Whither the newspaper, Part 2

In early December, I wrote a post about the financial troubles facing the newspaper industry as it faces a recession and a transition to a more digital-centric world.

In the post, I mentioned reports that the New York Times was facing crippling debt at a time when they couldn’t pay it off, and conditions were unfavorable for them to borrow more. Those reports seemed correct when word came that the Times was going to borrow against the value of their relatively new Manhattan skyscraper.

Marc Ambinder and Michael Hirschorn of the Atlantic have some new views on the subject that I thought I’d share with you. Hirschorn is of the opinion that the outlook is grim for the Times, but that they won’t be shutting down anytime soon. Hirschorn writes:

Many steps could be taken to prolong its existence. The Times Company has already slashed its dividend, a major source of income for the paper’s owners, the Sulzberger family, but one that starved the company at precisely the moment it needed significant investments in new media. The company could sell its share of the brilliant Renzo Piano–designed headquarters—which cost the company about $600million to build and was completed in 2007, years after the digital threat to The Times’ core business had become clear. (It’s already borrowing money against the building’s value.) It could sell The Boston Globe—or shutter it entirely, given what the company itself has acknowledged is a challenging time for the sale of media properties. It could sell its share in the Boston Red Sox, close or sell various smaller properties, or off-load About.com, the resolutely unglamorous Web purchase that has been virtually the only source of earnings growth in the Times Company’s portfolio. With these steps, or after them, would come mass staffing cuts, no matter that the executive editor, Bill Keller, promised otherwise.

More controversially, Hirschorn thinks that the Times print edition will become untenable, and that they will be forced to become digital only except for maybe Sundays.

But within Hirschorn’s own article he undermines that argument:

The conundrum, of course, is that those 1 million print readers, who pay actual cash money for the privilege of consuming the paper, and who are worth about five figures a page to advertisers, are far more profitable than the 20 million unique Web users, who don’t and aren’t. Common estimates suggest that a Web-driven product could support only 20 percent of the current staff; such a drop in personnel would (in the short run) devastate The Times’ news-gathering capacity.

And this is where Ambinder comes in. He has word from the Times that the print side is not suffering. This is part of what they sent him:

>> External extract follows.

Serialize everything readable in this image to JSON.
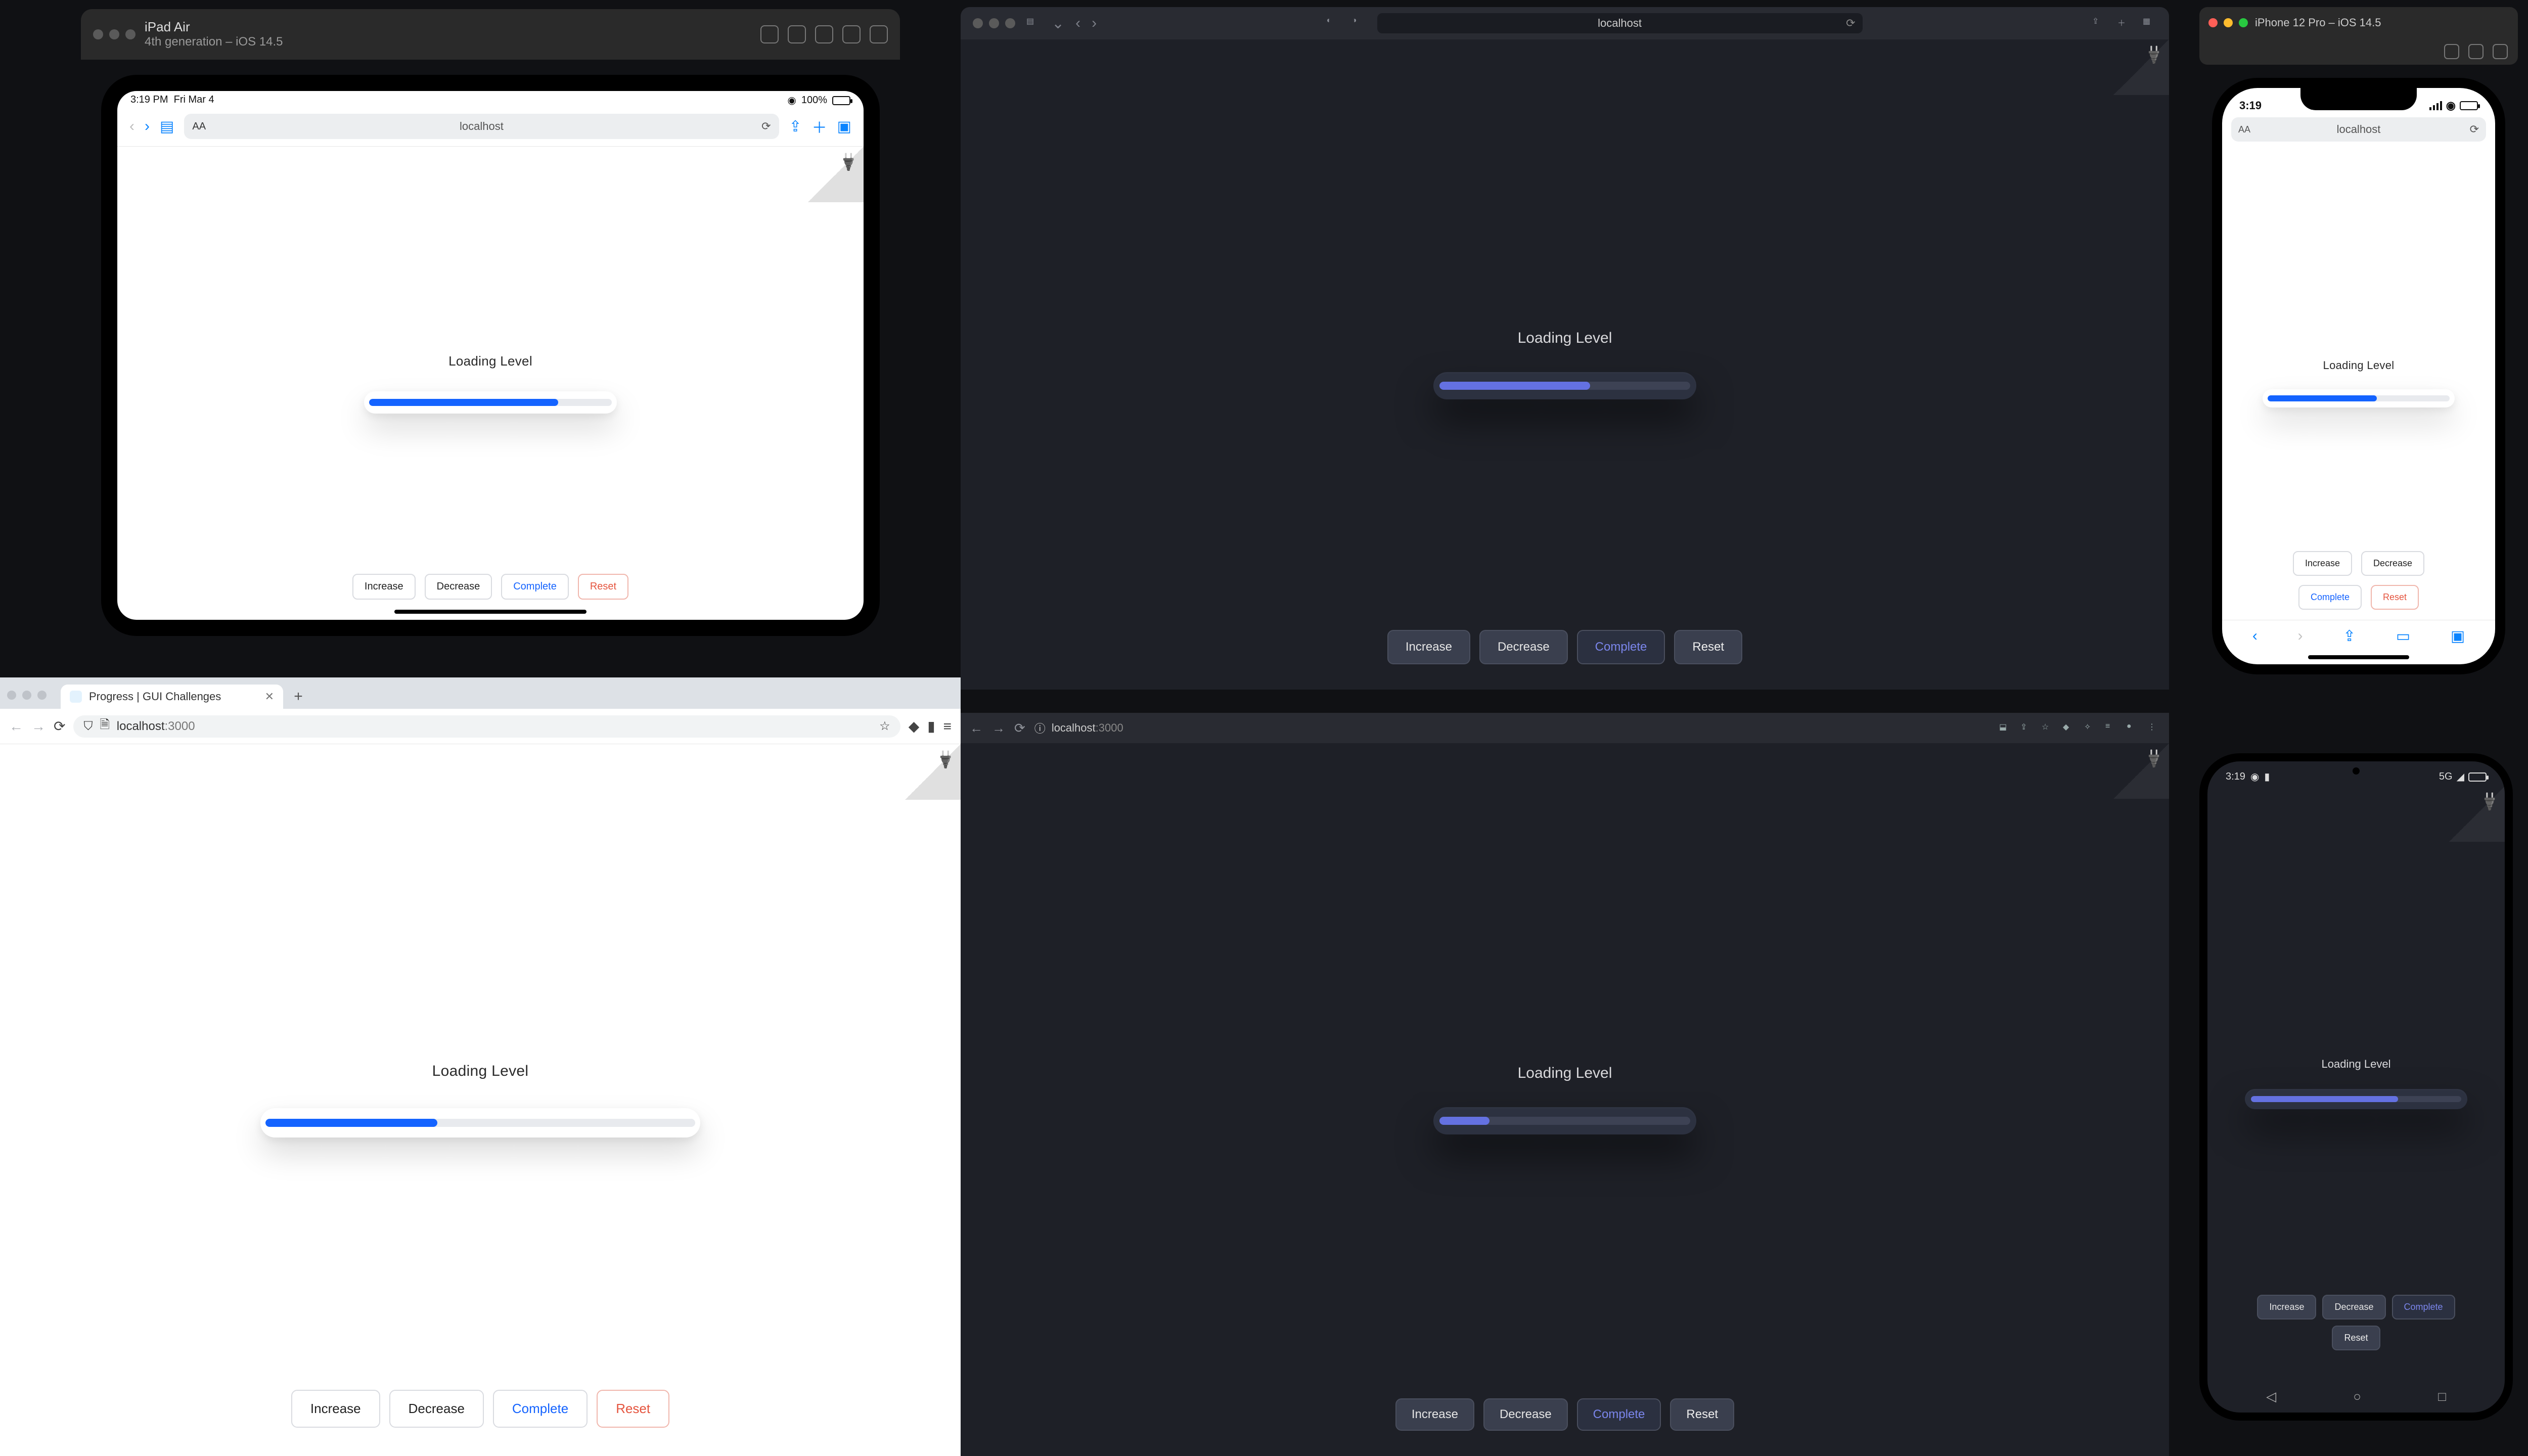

With regard to the specific point made about the demise of the print edition of The Times in May, it may make for a good a story but it is poor analysis. We have 830,000 loyal readers who have subscribed to The New York Times for more than two years, a number that has increased by about a third over the past decade. They like reading the print edition and pay a substantial amount of money to do so. That’s not to say they don’t visit NYTimes.com or read our journalism on their mobile devices. They do. But they would be unhappy if they couldn’t pick up a print copy. And since it’s profitable for us to print these copies, we will continue to do so.

The letter also went in to details about their finances. The Times claim the financial situation is not nearly as dire as it seems and that they haven’t borrowed against the value of their headquarters.

So, maybe the NY Times isn’t in the bind a lot of us thought they were in, but there is always the question of how they’re handling decreased ad revenue. Long term, I’m not sure these sorts of organizations will be viable without massive restructuring, unless internet advertising explodes in value.

4 Comments

  1. Andrea

    What does Ryan think?

  2. Chris

    I should ask I suppose… off the record…

  3. Ian

    I think it would be interesting to see the real numbers on this supposed 1/3rd increase in number of people who receive the print edition. I’m personally surprised that number is only 830,000. For some reason I expected more. I know that the NYT is printed by local papers and distributed from there. Does the increase in availability of local presses being willing to print the NYT account for this? What happens to the NYT around the country when these papers shut down their printing? You can always twist statistics to say whatever you want, and I guess the only people who know the truth are those with the real raw data. My guess is that the NYT might end up being one of the last print editions standing, but that the switch to 100% online is inevitable.

  4. Chris

    Ian,
    I was surprised by that 1/3rd number too. But I think it could be that a decrease in the availability of local papers has made the NY Times more attractive to newspaper readers who need their fix.